[What you will do] Go over the lines below, and when one contains the word "JSON", copy it.

[Saved entries]
◇ ◇ ◇ ◇ ◇ ◇ ◇
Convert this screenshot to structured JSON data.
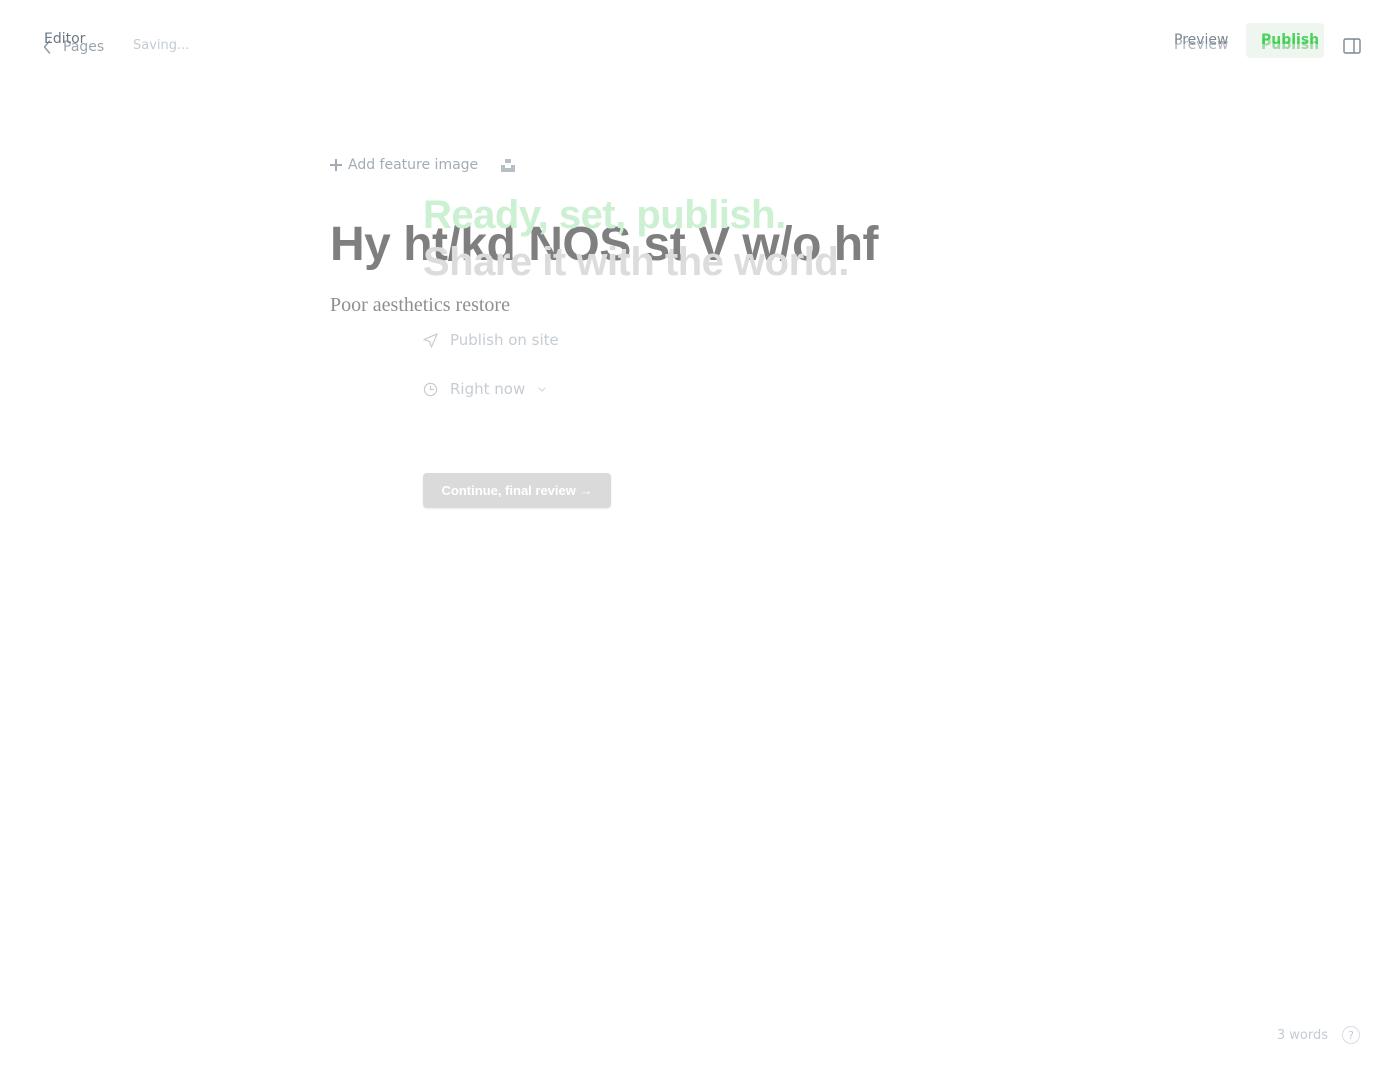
{
  "editor": {
    "back_label": "Pages",
    "status": "Saving...",
    "preview_label": "Preview",
    "publish_label": "Publish",
    "feature_image_label": "Add feature image",
    "post_title": "Hy ht/kd NOS st V w/o hf",
    "excerpt": "Poor aesthetics restore",
    "word_count": "3 words",
    "help_symbol": "?"
  },
  "publish_flow": {
    "back_label": "Editor",
    "preview_label": "Preview",
    "publish_label": "Publish",
    "heading_line1": "Ready, set, publish.",
    "heading_line2": "Share it with the world.",
    "option_publish_on": "Publish on site",
    "option_time": "Right now",
    "continue_label": "Continue, final review →"
  },
  "colors": {
    "accent_green": "#30cf43",
    "title_grey": "#7f7f7f"
  }
}
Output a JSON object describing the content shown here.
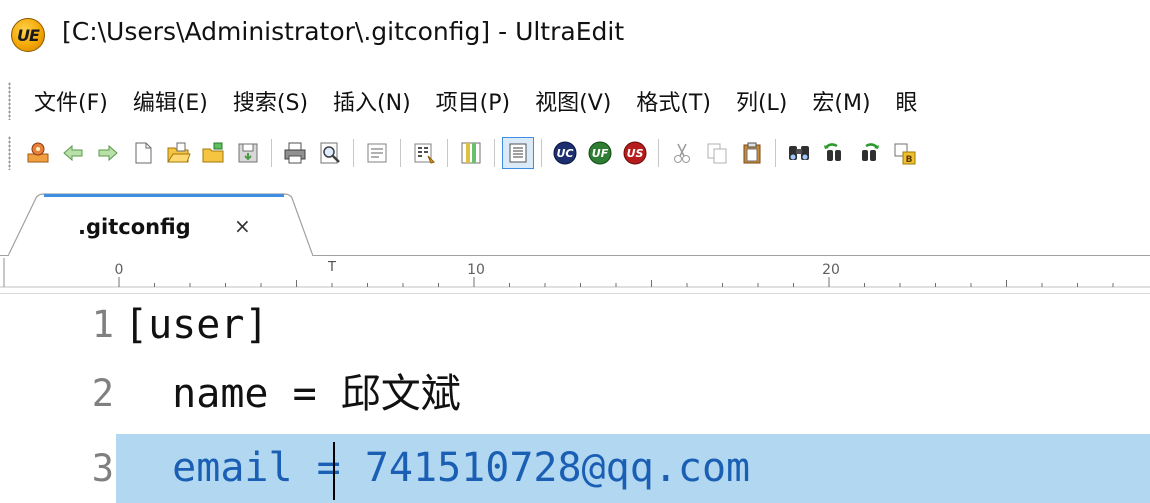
{
  "window": {
    "title": "[C:\\Users\\Administrator\\.gitconfig] - UltraEdit",
    "app_icon": "ultraedit-logo-icon",
    "app_icon_glyph": "UE"
  },
  "menu": {
    "items": [
      {
        "label": "文件(F)"
      },
      {
        "label": "编辑(E)"
      },
      {
        "label": "搜索(S)"
      },
      {
        "label": "插入(N)"
      },
      {
        "label": "项目(P)"
      },
      {
        "label": "视图(V)"
      },
      {
        "label": "格式(T)"
      },
      {
        "label": "列(L)"
      },
      {
        "label": "宏(M)"
      },
      {
        "label": "眼"
      }
    ]
  },
  "toolbar": {
    "icons": [
      "ftp-browser-icon",
      "back-icon",
      "forward-icon",
      "new-file-icon",
      "open-file-icon",
      "open-folder-icon",
      "save-icon",
      "print-icon",
      "print-preview-icon",
      "wrap-icon",
      "hex-icon",
      "column-mode-icon",
      "active-view-icon",
      "uc-icon",
      "uf-icon",
      "us-icon",
      "cut-icon",
      "copy-icon",
      "paste-icon",
      "find-icon",
      "find-prev-icon",
      "find-next-icon",
      "replace-icon"
    ],
    "selected_icon": "active-view-icon"
  },
  "tabs": [
    {
      "label": ".gitconfig",
      "close_glyph": "×"
    }
  ],
  "ruler": {
    "marks": [
      "0",
      "10",
      "20"
    ]
  },
  "editor": {
    "lines": [
      {
        "number": "1",
        "text": "[user]"
      },
      {
        "number": "2",
        "text": "  name = 邱文斌"
      },
      {
        "number": "3",
        "text": "  email = 741510728@qq.com"
      }
    ],
    "active_line": 3,
    "colors": {
      "highlight": "#b2d7f1",
      "keyword": "#1a5fb4",
      "line_number": "#808080"
    }
  }
}
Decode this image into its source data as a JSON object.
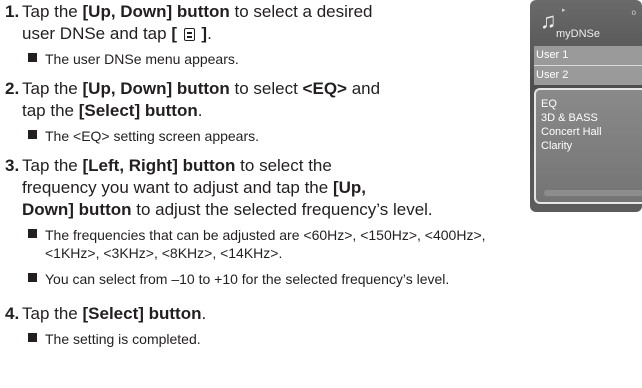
{
  "steps": [
    {
      "num": "1.",
      "line1": {
        "a": "Tap the ",
        "b": "[Up, Down] button",
        "c": " to select a desired"
      },
      "line2": {
        "a": "user DNSe and tap ",
        "b1": "[ ",
        "b2": " ]",
        "c": "."
      },
      "bullets": [
        "The user DNSe menu appears."
      ]
    },
    {
      "num": "2.",
      "line1": {
        "a": "Tap the ",
        "b": "[Up, Down] button",
        "c": " to select ",
        "d": "<EQ>",
        "e": " and"
      },
      "line2": {
        "a": "tap the ",
        "b": "[Select] button",
        "c": "."
      },
      "bullets": [
        "The <EQ> setting screen appears."
      ]
    },
    {
      "num": "3.",
      "line1": {
        "a": "Tap the ",
        "b": "[Left, Right] button",
        "c": " to select the"
      },
      "line2": {
        "a": "frequency you want to adjust and tap the ",
        "b": "[Up,"
      },
      "line3": {
        "a": "Down] button",
        "b": " to adjust the selected frequency’s level."
      },
      "bullets": [
        "The frequencies that can be adjusted are <60Hz>, <150Hz>, <400Hz>,",
        "<1KHz>, <3KHz>, <8KHz>, <14KHz>.",
        "You can select from –10 to +10 for the selected frequency’s level."
      ]
    },
    {
      "num": "4.",
      "line1": {
        "a": "Tap the ",
        "b": "[Select] button",
        "c": "."
      },
      "bullets": [
        "The setting is completed."
      ]
    }
  ],
  "device": {
    "title": "myDNSe",
    "menu_items": [
      "User 1",
      "User 2"
    ],
    "popup_items": [
      "EQ",
      "3D & BASS",
      "Concert Hall",
      "Clarity"
    ],
    "icons": {
      "music": "music-note-icon",
      "menu": "menu-icon"
    }
  }
}
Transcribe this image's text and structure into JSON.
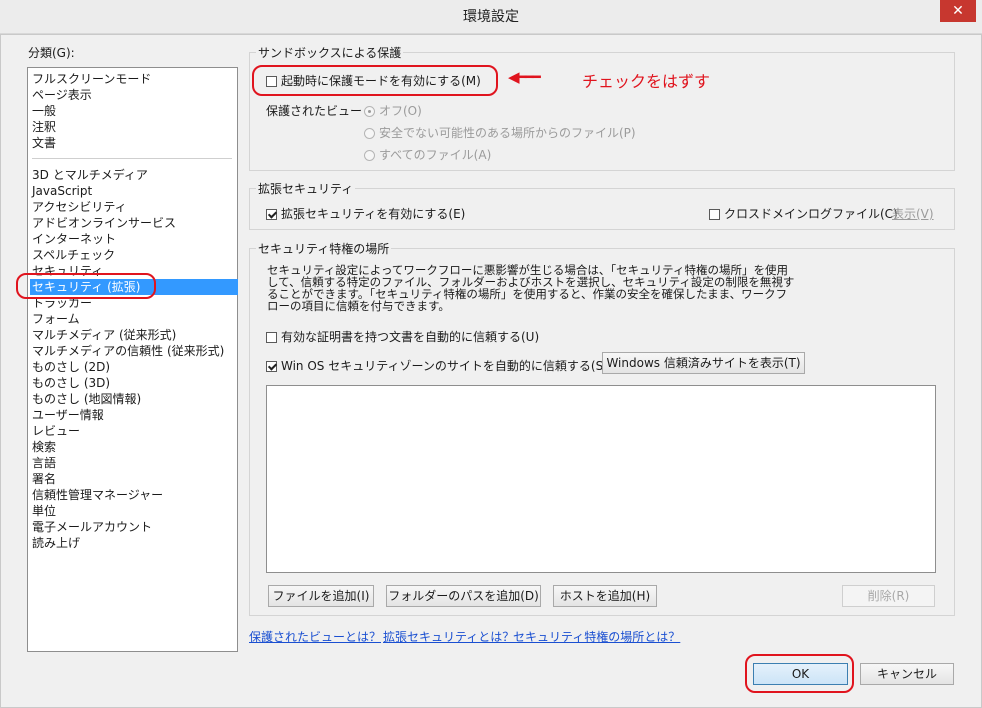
{
  "window": {
    "title": "環境設定",
    "close_label": "✕"
  },
  "sidebar": {
    "label": "分類(G):",
    "items_top": [
      "フルスクリーンモード",
      "ページ表示",
      "一般",
      "注釈",
      "文書"
    ],
    "items": [
      "3D とマルチメディア",
      "JavaScript",
      "アクセシビリティ",
      "アドビオンラインサービス",
      "インターネット",
      "スペルチェック",
      "セキュリティ",
      "セキュリティ (拡張)",
      "トラッカー",
      "フォーム",
      "マルチメディア (従来形式)",
      "マルチメディアの信頼性 (従来形式)",
      "ものさし (2D)",
      "ものさし (3D)",
      "ものさし (地図情報)",
      "ユーザー情報",
      "レビュー",
      "検索",
      "言語",
      "署名",
      "信頼性管理マネージャー",
      "単位",
      "電子メールアカウント",
      "読み上げ"
    ],
    "selected_index": 7
  },
  "sandbox": {
    "title": "サンドボックスによる保護",
    "protected_mode_label": "起動時に保護モードを有効にする(M)",
    "protected_mode_checked": false,
    "protected_view_label": "保護されたビュー",
    "radio_off": "オフ(O)",
    "radio_unsafe": "安全でない可能性のある場所からのファイル(P)",
    "radio_all": "すべてのファイル(A)"
  },
  "annotation": {
    "text": "チェックをはずす",
    "arrow": "◀━━━",
    "color": "#e0141e"
  },
  "enhanced": {
    "title": "拡張セキュリティ",
    "enable_label": "拡張セキュリティを有効にする(E)",
    "enable_checked": true,
    "crossdomain_label": "クロスドメインログファイル(C)",
    "crossdomain_checked": false,
    "view_label": "表示(V)"
  },
  "privileged": {
    "title": "セキュリティ特権の場所",
    "desc1": "セキュリティ設定によってワークフローに悪影響が生じる場合は、「セキュリティ特権の場所」を使用",
    "desc2": "して、信頼する特定のファイル、フォルダーおよびホストを選択し、セキュリティ設定の制限を無視す",
    "desc3": "ることができます。「セキュリティ特権の場所」を使用すると、作業の安全を確保したまま、ワークフ",
    "desc4": "ローの項目に信頼を付与できます。",
    "cert_label": "有効な証明書を持つ文書を自動的に信頼する(U)",
    "cert_checked": false,
    "winos_label": "Win OS セキュリティゾーンのサイトを自動的に信頼する(S)",
    "winos_checked": true,
    "show_sites_button": "Windows 信頼済みサイトを表示(T)",
    "add_file_button": "ファイルを追加(I)",
    "add_folder_button": "フォルダーのパスを追加(D)",
    "add_host_button": "ホストを追加(H)",
    "delete_button": "削除(R)"
  },
  "links": {
    "protected_view": "保護されたビューとは？",
    "enhanced": "拡張セキュリティとは？",
    "privileged": "セキュリティ特権の場所とは？"
  },
  "footer": {
    "ok": "OK",
    "cancel": "キャンセル"
  },
  "colors": {
    "selection": "#3399ff",
    "annotation_red": "#e0141e",
    "link": "#1a4fd1"
  }
}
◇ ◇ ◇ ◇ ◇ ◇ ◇
[Response area]
Convert this screenshot to structured JSON data.
Output a JSON object describing the content shown here.
Decode this image into its source data as a JSON object.
Transcribe this image's text and structure into JSON.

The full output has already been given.